For Aspirus Ironwood Hospital, in a sparsely populated former mining region in remote Michigan, merger points to a brighter future.
A U.S. Commerce Department ruling is likely to result in large duties imposed on Turkish dried cherries, which Michigan growers accuse of being illegally dumped on the U.S. market.
A state task force could convene on why rural jails hold a greater share of inmates, with more awaiting trial.
For decades, the peninsulas of Old Mission and Leelanau have produced ideal conditions for tart cherries. But harsh weather, pesky bugs and Turkish imports are prompting farmers to reconsider their futures.
At the fast-growing Charlton Heston Academy in St. Helen, nearly half of classrooms were staffed by uncertified, long-term substitutes last year. Superintendent says it’s not ideal, but charter can’t attract certified teachers.
Mental health advocates say a decision to keep a Caro psychiatric hospital open doesn't improve Michigan's mental health system.
There aren’t enough early childhood education programs in the state to deal with the troubling rate of childhood homelessness, according to a new study. That could have lifelong ramifications.
Lawmakers eye expansion of program that pays student debt of medical professionals who practice in underserved areas, as the Michigan doctor shortage intensifies.
With interest rates that can top 400 percent a year, payday lenders sprout in small-town Michigan. Bipartisan legislation in Lansing would rein in lending practices, but there’s no guarantee it will get a hearing.
Doctors in the Upper Peninsula and other rural regions report long waits for psychiatric care; child specialists are even harder to find.
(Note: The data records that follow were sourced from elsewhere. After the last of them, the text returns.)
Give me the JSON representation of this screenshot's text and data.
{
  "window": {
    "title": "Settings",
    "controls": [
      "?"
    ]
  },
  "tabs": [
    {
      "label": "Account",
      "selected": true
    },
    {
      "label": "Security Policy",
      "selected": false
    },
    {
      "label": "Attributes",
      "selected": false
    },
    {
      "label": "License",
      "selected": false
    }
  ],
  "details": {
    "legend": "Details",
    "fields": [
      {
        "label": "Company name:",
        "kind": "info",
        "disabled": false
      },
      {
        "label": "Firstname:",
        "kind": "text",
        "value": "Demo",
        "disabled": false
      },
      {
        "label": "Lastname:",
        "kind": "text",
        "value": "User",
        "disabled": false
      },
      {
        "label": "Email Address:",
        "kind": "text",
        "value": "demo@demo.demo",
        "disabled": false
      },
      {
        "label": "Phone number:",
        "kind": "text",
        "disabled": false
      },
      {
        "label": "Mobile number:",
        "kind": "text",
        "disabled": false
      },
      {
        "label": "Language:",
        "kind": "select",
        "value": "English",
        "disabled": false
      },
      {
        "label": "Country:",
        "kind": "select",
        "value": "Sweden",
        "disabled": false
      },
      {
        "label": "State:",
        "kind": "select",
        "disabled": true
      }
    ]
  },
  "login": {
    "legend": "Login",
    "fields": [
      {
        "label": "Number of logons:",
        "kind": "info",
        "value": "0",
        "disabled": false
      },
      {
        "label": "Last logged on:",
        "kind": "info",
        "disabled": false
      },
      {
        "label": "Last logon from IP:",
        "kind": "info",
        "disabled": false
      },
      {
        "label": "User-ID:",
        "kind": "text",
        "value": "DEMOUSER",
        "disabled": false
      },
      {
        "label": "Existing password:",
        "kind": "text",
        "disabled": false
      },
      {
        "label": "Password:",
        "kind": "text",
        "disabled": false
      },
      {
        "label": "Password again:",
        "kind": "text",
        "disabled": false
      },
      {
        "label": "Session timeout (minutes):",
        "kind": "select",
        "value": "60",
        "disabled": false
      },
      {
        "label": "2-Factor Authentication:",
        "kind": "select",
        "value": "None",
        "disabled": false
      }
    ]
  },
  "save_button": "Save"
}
Can student loan forgiveness for medical residents and telemedicine reduce the gap?
A devastating trend shows few signs of slowing, which means longer waits for an ambulance, distant maternity care and a brutal cycle that may lead more residents (and medical workers) to abandon rural communities.
Residents who depended on the hospital in tiny Haleyville agreed to pay hikes in sales and property taxes. Their sacrifice in tax-averse Alabama may portend what it will take to keep other rural medical facilities in business.
Upper Peninsula communities struggled when mines shuttered. Now, researchers are studying whether closed mines could be used to store energy, lowering cripplingly high energy costs.
Gov. Gretchen Whitmer has proposed making roads with the heaviest traffic a priority for more than $2 billion in new funding. That’s not going over well in rural Michigan.
A brouhaha over brook trout has bubbled up in Michigan, pitting older anglers against downstate ones and prompting questions about whether science or special interests sets policy.
In some counties, there are three funerals for every birth. That’s not a trend that bodes well for the state.
A new study finds links between two grim causes of death, but also poses some proven ways to reduce rates
See how your town compares as a new state law tracking public pension and health care debt lays bare the financial woes of rural Michigan.
As rural hospitals close their obstetrics units, many mothers and their babies will pay a price in far longer journeys for hospital care